When seniors should stop driving is a tricky subject to assess and to address!Autonomy is a precious thing, and it’s also a hard thing to let go of. But as we age, there are things we have to begin to approach differently. One harsh reality of aging is loss of mobility, and specifically the ability to drive a vehicle. As adults, we get accustomed to being able to go where we want and do as we please, but growing older comes with some limitations that can make driving in particular a difficult task.

It can be extremely difficult to convince a loved one that it’s time to stop driving, but when that becomes the safest choice for everyone, it simply must be done. It helps to approach the situation with valuable information, empathy, and some solutions for getting around that might help the senior in your life understand that getting behind the wheel is no longer safe.

Assessing a Senior’s Driving Abilities

If you’re worried that a senior in your life should stop driving, there are two factors to consider– physical and mental health. Things that come into play are vision, hearing, reflexes, and overall coordination, which when diminished can result in driving becoming a very unsafe activity. A driver who struggles to see or hear clearly will have issues with identifying safety hazards while on the road. Diminished physical strength and range of motion can also present problems and contribute to slower reaction times behind the wheel.

Warning Signs

There are particular things to take note of for when you think it might be time for the senior in your life to stop driving– warning signs that signal that driving may no longer be safe for them. You’ll want to be aware of the following:

  1. Inability to keep track of speed limits
  2. Failure to recognize right of way
  3. Failure to yield or stop at signs or traffic lights
  4. Forgetting to signal when changing lanes or making a turn
  5. Erratic control of speed of vehicle/inconsistent acceleration
  6. Difficulty merging
  7. Routinely becoming lost in areas that were once familiar
  8. Anxiety or stress associated with driving or when behind the wheel
  9. Increased frequency of near accidents

If you are starting to notice some of these signs, it may be time to have a discussion about whether continued driving is appropriate.

Approach the Subject with Compassion

No one wants to have conversations like this one, but sometimes difficult discussions are necessary and important to have. If your loved one’s driving skills have become enough of a concern, it’s better to have a tough love moment than to allow them to put themselves and others at risk.

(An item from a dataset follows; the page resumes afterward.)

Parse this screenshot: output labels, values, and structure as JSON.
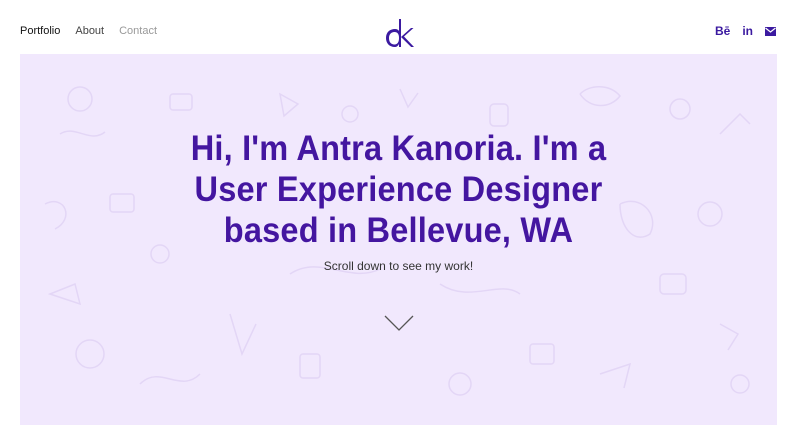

Even though the conversation might not be a pleasant one, there are some things you can do to make the news sting a little less.

If you're wondering when seniors should stop driving, there are some warning signs to look for, like failure to stop or yield at traffic lights.Try to Address The Issue Early

This isn’t the kind of news you want to just spring on someone. Start having some pointed discussions about it early on when warning signs are mild. This will give your loved one some time to process the concept and get comfortable with the change gradually.

Explain the Risks Involved

The senior in your life knows the risks, but he or she may not want to dwell on those thoughts because of what they have to give up. Take the time to address how a car accident could adversely affect them and others– physically, mentally, and financially. The potential repercussions are simply not worth the risk involved.

Take a Trip to The DMV

Sometimes it’s hard to know for sure when the time has come for a senior to hand over their car keys. So give them the opportunity to go to the DMV and take the driving test. If they fail the driving or vision tests, then the decision will be out of your hands. The flip side here is that they could pass the test, and still be a danger on the roads– just something to bear in mind.

No matter what happens, just remember to broach this subject with compassion and patience. It’s not an easy thing to accept, and your loved one will need to rely on your support while dealing with the effects of growing older. Just assure them that it’s the safest and smartest route to take, and that you will ensure they can maintain mobility with your help. Our team at the Rosewood also offers transportation for our residents so they can still go to appointments, shop, and live full and active lives.